One particular benefit for those attending the 6 week cooking class was that they were provided with groceries that contained most of the ingredients discussed by the class facilitators. The chosen ingredients provided to the participants would allow them to make 3 of the discussed recipes for their family members.

Once the classes were over, the researchers collected grocery receipts throughout the remainder of the study. Analysis of these receipts showed a significant decrease in overall purchases of meats, carbonated beverages, desserts and snacks. This was particularly interesting to the research team as they never offered instruction to the participants to avoid buying these items.

The further review of the grocery receipts showed that each household enjoyed an increase in the total number of different fruits and vegetables consumed each month. Participants cut their food spending in more than half, saving nearly $40 per week. The study also found that the reliance on food pantries decreased as well, indicating a decrease in food insecurity.

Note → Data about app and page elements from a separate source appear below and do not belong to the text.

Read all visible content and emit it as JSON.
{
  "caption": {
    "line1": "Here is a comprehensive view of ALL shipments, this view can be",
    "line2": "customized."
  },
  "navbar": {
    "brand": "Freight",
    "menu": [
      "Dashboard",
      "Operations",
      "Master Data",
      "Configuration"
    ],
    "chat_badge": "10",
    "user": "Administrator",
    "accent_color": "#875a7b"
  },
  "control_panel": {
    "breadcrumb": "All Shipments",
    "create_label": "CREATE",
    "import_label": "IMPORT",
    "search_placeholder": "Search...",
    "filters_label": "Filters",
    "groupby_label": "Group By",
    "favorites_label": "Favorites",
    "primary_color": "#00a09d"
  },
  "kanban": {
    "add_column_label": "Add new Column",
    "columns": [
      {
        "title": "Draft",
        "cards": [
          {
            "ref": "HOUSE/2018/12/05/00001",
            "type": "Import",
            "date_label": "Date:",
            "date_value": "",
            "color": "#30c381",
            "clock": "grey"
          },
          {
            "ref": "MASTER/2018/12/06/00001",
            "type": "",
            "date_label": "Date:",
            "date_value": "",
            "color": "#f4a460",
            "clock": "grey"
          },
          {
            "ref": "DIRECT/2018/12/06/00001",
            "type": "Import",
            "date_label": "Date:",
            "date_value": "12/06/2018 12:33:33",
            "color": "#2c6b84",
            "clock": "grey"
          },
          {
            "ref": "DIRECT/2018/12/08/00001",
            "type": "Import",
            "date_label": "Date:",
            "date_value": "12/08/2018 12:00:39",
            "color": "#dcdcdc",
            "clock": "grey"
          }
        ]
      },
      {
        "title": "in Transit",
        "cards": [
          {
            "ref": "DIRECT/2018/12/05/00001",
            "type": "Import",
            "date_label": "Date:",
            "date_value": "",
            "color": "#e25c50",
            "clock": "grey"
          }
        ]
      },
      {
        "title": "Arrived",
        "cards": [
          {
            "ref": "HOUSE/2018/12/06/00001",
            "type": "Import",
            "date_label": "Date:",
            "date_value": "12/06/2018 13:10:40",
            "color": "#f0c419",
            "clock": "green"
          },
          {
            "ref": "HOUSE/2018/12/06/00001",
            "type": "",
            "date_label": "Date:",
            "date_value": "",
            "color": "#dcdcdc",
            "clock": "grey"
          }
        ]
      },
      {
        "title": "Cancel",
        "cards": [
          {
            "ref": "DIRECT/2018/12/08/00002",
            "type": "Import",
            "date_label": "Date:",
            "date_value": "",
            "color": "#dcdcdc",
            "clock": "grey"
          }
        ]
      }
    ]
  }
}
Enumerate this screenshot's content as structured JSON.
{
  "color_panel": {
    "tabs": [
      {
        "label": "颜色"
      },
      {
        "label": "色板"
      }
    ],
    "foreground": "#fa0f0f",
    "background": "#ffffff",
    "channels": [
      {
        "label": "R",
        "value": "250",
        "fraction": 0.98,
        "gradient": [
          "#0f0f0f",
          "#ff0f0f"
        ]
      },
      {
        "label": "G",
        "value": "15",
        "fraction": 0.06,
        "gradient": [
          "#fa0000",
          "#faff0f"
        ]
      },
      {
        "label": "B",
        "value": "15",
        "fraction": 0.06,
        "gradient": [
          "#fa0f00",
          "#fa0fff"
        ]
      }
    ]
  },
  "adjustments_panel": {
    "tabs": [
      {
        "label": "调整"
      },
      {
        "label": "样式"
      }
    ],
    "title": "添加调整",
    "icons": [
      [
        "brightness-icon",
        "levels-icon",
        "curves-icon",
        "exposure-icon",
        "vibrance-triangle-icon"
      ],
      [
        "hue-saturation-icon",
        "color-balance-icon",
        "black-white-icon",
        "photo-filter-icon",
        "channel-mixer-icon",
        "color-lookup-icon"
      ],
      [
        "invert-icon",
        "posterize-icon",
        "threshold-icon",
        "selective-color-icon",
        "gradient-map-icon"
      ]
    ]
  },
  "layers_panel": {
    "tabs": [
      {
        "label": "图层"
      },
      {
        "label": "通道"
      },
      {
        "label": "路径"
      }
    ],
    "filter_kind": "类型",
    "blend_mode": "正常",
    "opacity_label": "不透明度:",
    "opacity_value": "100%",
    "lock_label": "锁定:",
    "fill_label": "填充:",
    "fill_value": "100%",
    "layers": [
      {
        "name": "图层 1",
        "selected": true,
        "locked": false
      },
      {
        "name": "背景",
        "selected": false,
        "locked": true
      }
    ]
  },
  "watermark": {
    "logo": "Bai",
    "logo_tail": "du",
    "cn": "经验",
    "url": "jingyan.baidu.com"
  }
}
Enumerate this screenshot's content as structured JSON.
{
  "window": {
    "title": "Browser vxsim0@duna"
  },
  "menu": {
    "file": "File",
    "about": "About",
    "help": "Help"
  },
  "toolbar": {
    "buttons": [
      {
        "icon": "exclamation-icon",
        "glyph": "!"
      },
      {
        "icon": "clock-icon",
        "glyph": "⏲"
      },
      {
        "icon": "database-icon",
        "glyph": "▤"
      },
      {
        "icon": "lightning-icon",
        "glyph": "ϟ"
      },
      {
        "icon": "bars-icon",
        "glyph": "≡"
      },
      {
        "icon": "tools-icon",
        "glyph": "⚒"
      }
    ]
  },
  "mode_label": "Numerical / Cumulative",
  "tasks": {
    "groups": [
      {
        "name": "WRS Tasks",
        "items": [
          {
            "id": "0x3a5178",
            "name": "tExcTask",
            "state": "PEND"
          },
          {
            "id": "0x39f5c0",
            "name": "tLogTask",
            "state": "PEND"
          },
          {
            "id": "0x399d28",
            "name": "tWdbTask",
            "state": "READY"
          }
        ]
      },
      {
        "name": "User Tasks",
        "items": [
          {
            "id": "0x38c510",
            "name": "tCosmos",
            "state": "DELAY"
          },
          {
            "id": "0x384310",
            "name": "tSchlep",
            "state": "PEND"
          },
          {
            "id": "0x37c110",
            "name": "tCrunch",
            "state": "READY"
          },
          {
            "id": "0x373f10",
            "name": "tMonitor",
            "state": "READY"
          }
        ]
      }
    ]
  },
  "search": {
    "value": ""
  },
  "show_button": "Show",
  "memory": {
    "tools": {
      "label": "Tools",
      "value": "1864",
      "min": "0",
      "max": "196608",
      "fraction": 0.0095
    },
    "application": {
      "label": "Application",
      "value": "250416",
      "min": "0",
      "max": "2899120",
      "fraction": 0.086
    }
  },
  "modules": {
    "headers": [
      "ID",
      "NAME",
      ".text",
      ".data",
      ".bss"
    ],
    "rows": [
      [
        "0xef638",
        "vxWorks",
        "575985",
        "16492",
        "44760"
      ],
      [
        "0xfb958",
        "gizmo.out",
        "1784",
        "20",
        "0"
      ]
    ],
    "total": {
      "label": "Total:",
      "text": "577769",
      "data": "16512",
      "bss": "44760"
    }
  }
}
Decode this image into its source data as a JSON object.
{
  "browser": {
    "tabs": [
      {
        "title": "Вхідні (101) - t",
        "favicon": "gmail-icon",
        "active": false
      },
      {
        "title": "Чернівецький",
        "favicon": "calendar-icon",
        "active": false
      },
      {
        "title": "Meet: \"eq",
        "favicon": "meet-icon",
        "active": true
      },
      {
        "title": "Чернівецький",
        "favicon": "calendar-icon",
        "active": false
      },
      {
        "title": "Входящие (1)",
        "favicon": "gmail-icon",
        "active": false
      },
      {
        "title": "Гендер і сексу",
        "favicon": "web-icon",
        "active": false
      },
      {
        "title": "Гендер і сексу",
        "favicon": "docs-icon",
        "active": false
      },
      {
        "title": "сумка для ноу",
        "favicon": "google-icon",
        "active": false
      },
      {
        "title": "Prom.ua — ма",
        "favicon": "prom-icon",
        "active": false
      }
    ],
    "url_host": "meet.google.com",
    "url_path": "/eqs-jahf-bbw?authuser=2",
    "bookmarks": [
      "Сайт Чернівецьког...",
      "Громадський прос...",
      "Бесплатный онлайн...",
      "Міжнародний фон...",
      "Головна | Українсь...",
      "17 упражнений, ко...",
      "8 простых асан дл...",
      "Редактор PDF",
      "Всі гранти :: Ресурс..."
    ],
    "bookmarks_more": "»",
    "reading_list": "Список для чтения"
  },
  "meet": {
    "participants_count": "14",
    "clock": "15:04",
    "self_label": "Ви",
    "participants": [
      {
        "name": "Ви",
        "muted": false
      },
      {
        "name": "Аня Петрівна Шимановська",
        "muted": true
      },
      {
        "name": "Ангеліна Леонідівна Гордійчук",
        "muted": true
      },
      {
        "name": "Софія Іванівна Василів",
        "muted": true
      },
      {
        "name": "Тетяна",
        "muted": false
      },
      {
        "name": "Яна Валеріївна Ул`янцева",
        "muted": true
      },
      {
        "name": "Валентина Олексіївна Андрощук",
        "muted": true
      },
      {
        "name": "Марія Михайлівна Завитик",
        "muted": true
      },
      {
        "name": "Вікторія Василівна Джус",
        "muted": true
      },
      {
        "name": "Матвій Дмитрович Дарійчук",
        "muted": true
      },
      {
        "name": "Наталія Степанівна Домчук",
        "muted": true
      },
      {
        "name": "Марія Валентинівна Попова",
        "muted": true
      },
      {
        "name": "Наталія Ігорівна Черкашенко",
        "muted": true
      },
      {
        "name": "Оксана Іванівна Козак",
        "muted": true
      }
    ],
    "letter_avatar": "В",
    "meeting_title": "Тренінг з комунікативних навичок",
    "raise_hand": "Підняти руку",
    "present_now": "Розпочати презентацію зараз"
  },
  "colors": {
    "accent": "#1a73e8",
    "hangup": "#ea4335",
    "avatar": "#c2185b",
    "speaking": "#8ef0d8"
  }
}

The research team also found that the cooking program had unexpected health benefits as well. Almost one-half of the participants presented loss in weight. This was not an objective in the study but, raised a few eyebrows. The study also showed an overall decrease in BMI of the participants.

Overall, this study shows that a plant-based diet, similar to the Mediterranean Diet, not only contributes to an overall improvement in health and diet. The study also highlights how a plant-based diet can contribute to decreasing food insecurity in America.

Plant-Based Med Diet Can Be Easy On the Wallet

6-week Cooking Program on Plant-Based Recipes

plantbased diet

food inse

med dietmed diet cooking class

Southern Grocery Shopping

Southern Grocery Cart

It’s easy to throw healthy eating habits out the window when you’re away from home and your regular routine. Andrea D’Ambrosio, RD talks about ways to create a healthy winter routine while staying on a budget.

Plan ahead and stick to a list
Being prepared before you grab your grocery cart will help you avoid impulse purchases. It also gives you time to look at flyers, find sales and clip coupons. Try taking advantage of no-name products and avoiding shopping while you’re hungry.

Shop in season and avoid being wasteful
Buy in-season foods from local farmer’s markets, which is cheaper, and be resourceful with leftovers, using up excess food before it goes to waste, she says.

Consider vegetarian alternatives
If you study your grocery bill, meat products are often among the most expensive items. Consider planning meals with vegetarian alternatives like lentils, beans and soy. Check out vegetarian websites for heart- and budget-healthy meal ideas, she suggests.

Here are 5 friendly foods and the reasons you should add them to your grocery list:

  1. Fresh, seasonal fruit: A favorite snack to boost energy levels between meals if you feel a little hungry (power of carbs) and allows you to benefit from vitamins, minerals and antioxidants.
  1. Low-fat (1 percent) or non-fat milk: In order to maintain our bone density, we need to consume adequate dairy to receive calcium, phosphorous, magnesium and protein, which are all essential for bone growth and development.
  1. Whole grains: According to the Journal of Nutrition (2011), oats, barley, rice and quinoa all lower risk of chronic diseases such as coronary heart disease, diabetes and cancer, as well contribute to body-weight management and gastrointestinal health. Try buying whole-grain pasta and remember to look for the words “whole grain” on the label.
  1. Almonds: But just a handful a day, and make them unsalted! A portion-controlled (quarter cup) serving of almonds is excellent for lowering cholesterol because of the unsaturated fats, making them a heart-healthy choice. Almonds are high in vitamin E, a powerful antioxidant, and are naturally high in fiber and a good source of protein!
  1. Edamame: Green soybeans, made popular in Japanese cuisine but available in grocery stores, add a nice nutritional punch. These tasty soybeans can be added as a side dish, steamed in the pod or consumed as a snack or appetizer. Nutritionally speaking, they are another heart-healthy source of protein, fiber and vitamins.

http://www.thestar.com/specialsections/snowbirds/article/1301135–fill-your-southern-grocery-cart-with-healthy-foods

http://www.dieteticdirections.com/

groc shopp